— Records supplied —
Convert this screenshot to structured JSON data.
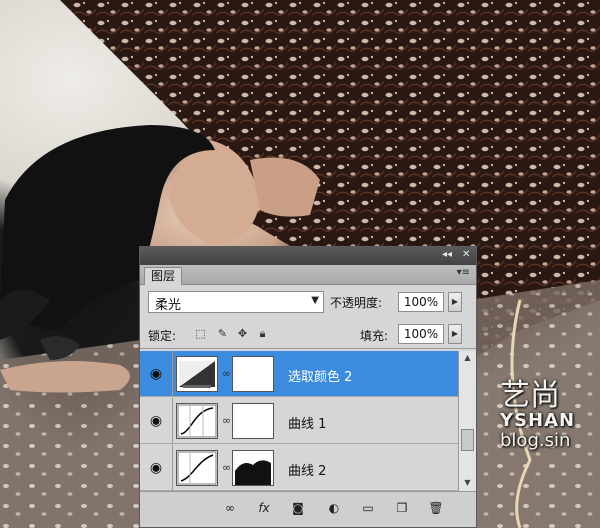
{
  "watermark": {
    "chinese": "艺尚",
    "brand": "YSHAN",
    "url": "blog.sin"
  },
  "panel": {
    "tab_label": "图层",
    "collapse_glyph": "◂◂",
    "close_glyph": "✕",
    "menu_glyph": "▾≡",
    "blend_mode": "柔光",
    "opacity_label": "不透明度:",
    "opacity_value": "100%",
    "lock_label": "锁定:",
    "fill_label": "填充:",
    "fill_value": "100%",
    "layers": [
      {
        "name": "选取颜色 2",
        "selected": true
      },
      {
        "name": "曲线 1",
        "selected": false
      },
      {
        "name": "曲线 2",
        "selected": false
      }
    ],
    "bottom_icons": [
      "link-icon",
      "fx-icon",
      "mask-icon",
      "adjustment-icon",
      "group-icon",
      "new-layer-icon",
      "trash-icon"
    ]
  }
}
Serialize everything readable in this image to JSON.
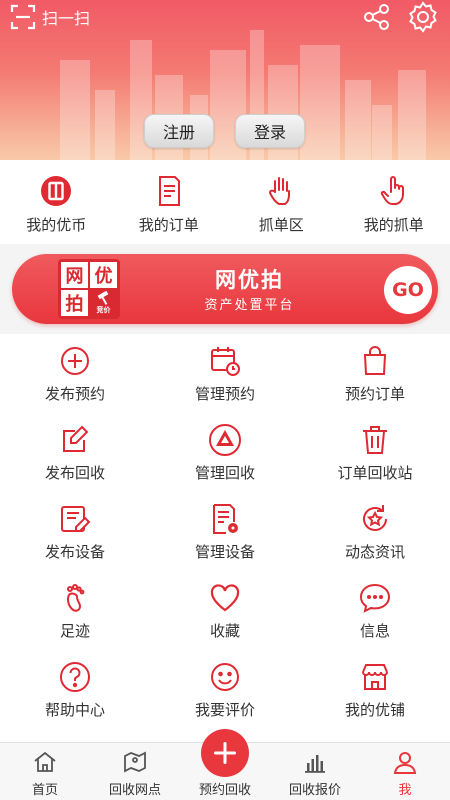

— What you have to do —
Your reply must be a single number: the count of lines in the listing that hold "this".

— Answer area —
2